◆ **What is required**:
Search the data below for the word "Tips" and copy each line that holds it.

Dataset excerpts

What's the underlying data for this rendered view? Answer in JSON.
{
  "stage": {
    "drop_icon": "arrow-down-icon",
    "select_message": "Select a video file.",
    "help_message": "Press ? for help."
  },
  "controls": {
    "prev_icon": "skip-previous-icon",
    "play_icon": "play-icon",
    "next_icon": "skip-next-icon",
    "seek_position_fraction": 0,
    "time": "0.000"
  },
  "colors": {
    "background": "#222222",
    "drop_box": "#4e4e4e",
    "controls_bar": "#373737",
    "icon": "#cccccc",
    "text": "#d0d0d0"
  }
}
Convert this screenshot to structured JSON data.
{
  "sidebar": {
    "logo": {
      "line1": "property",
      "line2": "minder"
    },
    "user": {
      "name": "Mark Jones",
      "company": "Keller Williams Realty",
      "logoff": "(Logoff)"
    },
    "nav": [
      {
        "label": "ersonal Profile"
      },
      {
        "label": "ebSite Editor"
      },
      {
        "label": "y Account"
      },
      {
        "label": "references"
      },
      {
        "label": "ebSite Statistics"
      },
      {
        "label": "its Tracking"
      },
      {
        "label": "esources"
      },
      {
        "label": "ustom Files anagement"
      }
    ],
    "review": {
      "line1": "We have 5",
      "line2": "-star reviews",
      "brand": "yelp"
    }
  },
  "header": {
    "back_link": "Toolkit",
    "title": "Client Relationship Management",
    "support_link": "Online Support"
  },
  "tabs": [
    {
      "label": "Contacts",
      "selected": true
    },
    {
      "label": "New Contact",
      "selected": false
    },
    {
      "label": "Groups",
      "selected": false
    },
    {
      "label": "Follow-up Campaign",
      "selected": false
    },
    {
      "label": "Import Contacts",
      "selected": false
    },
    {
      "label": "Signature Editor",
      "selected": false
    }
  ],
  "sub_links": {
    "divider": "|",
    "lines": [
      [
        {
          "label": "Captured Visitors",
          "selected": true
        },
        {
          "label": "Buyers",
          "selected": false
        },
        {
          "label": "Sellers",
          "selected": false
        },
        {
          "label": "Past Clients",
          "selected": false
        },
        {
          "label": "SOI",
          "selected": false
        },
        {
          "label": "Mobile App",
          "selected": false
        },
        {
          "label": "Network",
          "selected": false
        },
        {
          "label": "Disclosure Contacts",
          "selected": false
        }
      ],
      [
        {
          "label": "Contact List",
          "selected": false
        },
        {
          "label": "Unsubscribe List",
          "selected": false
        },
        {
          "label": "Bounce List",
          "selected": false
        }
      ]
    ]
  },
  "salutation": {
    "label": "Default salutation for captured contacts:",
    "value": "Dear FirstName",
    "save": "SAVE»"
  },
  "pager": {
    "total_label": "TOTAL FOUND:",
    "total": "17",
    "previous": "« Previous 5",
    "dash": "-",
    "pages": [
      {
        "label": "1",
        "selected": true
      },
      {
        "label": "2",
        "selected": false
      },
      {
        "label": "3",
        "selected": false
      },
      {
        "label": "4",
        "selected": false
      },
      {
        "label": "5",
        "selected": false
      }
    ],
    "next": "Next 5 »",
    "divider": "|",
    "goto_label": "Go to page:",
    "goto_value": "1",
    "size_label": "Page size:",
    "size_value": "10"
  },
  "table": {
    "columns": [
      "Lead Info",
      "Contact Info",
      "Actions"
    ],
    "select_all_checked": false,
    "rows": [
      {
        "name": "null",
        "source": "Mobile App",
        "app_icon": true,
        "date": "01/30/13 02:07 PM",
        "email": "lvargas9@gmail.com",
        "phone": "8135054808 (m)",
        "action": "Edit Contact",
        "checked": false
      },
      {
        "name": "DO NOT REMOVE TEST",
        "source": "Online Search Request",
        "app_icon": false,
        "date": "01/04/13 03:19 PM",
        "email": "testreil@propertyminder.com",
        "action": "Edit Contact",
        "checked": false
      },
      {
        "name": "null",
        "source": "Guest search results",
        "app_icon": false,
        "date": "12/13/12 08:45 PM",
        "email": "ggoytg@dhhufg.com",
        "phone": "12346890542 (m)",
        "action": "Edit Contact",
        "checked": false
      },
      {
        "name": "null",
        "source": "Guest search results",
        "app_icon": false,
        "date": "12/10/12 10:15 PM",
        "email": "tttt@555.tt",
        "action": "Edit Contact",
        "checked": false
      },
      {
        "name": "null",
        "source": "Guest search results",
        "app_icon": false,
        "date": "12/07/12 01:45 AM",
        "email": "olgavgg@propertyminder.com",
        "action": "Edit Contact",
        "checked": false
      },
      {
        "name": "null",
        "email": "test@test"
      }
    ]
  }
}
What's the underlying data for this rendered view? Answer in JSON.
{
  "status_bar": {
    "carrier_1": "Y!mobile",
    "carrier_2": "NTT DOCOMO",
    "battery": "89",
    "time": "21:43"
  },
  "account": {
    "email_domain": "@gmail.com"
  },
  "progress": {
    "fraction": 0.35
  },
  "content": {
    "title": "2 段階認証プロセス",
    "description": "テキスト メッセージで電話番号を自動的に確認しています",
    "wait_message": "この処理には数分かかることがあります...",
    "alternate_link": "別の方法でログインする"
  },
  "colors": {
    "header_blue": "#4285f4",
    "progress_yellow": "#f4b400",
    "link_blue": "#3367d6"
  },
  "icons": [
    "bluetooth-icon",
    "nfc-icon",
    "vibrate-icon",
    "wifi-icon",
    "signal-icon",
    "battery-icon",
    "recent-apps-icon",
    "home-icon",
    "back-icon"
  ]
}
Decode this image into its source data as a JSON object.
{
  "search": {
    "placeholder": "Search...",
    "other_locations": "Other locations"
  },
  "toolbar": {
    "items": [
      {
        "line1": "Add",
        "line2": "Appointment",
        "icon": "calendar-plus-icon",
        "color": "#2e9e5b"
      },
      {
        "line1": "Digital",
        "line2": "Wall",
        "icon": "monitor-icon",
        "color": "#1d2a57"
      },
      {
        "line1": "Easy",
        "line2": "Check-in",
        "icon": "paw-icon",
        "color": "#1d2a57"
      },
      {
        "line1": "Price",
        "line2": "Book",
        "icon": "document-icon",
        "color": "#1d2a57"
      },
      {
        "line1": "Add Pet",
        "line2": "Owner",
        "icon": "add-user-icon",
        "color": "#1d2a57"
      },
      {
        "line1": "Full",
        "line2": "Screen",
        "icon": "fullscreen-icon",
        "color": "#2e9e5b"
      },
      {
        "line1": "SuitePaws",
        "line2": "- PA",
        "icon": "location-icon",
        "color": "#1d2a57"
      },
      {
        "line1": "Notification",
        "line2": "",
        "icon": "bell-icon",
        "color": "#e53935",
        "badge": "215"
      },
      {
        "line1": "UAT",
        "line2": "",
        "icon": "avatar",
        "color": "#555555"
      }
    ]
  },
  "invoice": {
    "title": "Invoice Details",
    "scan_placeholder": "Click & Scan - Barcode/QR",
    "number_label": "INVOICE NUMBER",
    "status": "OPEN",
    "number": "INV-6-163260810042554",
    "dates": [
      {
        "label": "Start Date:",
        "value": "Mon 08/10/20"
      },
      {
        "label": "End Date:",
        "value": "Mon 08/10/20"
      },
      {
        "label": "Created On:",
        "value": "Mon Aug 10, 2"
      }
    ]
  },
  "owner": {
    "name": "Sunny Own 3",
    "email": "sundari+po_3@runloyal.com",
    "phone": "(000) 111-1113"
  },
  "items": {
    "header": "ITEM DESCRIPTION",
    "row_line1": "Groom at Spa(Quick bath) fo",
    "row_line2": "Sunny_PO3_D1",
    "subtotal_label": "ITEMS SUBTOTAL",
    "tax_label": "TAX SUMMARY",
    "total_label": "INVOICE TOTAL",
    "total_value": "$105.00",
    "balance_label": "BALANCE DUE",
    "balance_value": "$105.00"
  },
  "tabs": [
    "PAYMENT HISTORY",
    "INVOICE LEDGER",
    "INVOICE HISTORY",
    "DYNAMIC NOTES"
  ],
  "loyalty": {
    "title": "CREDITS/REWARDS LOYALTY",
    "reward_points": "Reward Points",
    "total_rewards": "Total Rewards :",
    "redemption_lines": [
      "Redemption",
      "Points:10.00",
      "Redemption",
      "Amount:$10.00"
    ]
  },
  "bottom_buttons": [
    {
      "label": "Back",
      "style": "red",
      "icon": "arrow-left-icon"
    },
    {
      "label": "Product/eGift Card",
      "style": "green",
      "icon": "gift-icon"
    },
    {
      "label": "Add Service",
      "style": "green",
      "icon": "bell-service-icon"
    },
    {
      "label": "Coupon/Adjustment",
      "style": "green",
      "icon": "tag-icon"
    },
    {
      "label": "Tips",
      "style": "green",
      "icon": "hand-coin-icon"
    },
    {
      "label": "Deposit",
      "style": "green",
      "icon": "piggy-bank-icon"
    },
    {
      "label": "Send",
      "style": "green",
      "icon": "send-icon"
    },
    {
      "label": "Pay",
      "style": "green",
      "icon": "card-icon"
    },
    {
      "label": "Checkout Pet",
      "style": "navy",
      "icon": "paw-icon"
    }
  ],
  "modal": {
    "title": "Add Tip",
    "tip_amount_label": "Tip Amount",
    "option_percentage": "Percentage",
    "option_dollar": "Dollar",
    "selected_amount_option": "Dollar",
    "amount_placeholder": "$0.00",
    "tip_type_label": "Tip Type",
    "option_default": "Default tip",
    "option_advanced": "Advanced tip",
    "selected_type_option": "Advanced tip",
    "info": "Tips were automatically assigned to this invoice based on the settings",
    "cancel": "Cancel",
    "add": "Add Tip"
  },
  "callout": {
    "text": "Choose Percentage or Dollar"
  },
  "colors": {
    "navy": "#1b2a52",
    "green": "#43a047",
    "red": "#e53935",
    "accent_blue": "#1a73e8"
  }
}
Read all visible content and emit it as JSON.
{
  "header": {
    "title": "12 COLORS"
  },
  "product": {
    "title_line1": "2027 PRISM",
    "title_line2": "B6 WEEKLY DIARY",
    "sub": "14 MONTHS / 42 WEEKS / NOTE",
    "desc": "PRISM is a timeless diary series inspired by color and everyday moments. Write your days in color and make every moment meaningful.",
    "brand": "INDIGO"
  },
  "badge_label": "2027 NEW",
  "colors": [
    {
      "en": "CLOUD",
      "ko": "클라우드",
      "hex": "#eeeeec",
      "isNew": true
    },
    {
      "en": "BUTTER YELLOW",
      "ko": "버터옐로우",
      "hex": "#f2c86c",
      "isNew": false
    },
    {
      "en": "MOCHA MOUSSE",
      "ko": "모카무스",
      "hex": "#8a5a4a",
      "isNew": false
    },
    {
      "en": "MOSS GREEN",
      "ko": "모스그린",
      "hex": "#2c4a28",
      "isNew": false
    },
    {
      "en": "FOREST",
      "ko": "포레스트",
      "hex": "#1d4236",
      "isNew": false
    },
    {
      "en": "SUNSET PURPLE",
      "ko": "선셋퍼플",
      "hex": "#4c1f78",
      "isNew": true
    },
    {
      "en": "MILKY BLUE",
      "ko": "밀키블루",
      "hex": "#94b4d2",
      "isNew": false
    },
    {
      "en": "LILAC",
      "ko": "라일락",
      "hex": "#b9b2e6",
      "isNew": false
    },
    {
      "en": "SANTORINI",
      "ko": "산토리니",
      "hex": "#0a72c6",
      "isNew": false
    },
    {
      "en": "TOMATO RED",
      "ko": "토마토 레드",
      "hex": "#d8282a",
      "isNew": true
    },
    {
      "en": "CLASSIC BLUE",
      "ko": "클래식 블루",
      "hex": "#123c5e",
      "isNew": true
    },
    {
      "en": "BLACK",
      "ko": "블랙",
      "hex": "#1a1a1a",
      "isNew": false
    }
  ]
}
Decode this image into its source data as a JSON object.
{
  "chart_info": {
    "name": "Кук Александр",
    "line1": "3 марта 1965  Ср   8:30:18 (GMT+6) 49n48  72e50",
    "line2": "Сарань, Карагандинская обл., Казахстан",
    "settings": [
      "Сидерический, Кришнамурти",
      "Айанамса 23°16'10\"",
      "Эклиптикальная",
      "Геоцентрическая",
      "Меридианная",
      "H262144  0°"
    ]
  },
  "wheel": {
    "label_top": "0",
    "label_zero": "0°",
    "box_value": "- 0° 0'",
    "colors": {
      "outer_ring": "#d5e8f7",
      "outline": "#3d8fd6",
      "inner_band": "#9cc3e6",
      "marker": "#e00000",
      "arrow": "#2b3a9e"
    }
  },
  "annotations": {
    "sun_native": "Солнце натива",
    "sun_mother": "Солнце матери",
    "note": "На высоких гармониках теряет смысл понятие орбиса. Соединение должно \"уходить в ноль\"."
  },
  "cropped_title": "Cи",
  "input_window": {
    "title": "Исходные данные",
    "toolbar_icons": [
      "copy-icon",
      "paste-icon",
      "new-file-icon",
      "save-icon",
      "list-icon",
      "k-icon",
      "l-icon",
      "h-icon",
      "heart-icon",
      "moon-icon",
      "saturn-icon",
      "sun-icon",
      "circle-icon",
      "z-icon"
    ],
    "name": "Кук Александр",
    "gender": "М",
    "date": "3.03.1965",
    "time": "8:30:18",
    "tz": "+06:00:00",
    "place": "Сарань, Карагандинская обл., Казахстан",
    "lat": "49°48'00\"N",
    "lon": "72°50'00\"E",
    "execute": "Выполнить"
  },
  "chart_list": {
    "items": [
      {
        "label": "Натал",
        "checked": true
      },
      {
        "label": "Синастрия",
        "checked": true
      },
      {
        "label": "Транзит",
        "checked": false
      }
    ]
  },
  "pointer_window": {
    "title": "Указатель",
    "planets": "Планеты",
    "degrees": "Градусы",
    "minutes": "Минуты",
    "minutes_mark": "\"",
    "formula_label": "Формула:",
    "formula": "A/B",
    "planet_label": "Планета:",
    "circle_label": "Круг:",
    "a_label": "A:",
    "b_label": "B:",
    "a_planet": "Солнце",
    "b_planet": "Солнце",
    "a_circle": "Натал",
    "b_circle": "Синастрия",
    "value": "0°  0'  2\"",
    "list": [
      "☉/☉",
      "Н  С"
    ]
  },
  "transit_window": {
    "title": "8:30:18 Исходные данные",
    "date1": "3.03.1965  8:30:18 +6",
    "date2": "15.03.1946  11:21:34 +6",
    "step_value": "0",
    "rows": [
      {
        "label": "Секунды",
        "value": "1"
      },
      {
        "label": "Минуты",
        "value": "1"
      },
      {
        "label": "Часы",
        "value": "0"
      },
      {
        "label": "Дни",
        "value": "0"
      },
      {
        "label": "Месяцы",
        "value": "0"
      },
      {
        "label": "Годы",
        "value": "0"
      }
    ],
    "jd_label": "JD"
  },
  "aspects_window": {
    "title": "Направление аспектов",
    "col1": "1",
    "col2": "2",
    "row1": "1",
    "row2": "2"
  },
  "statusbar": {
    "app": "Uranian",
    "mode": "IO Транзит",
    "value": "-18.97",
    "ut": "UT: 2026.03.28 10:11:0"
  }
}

◆ **Answer**:
      "label": "Tips",
    "info": "Tips were automatically assigned to this invoice based on the settings",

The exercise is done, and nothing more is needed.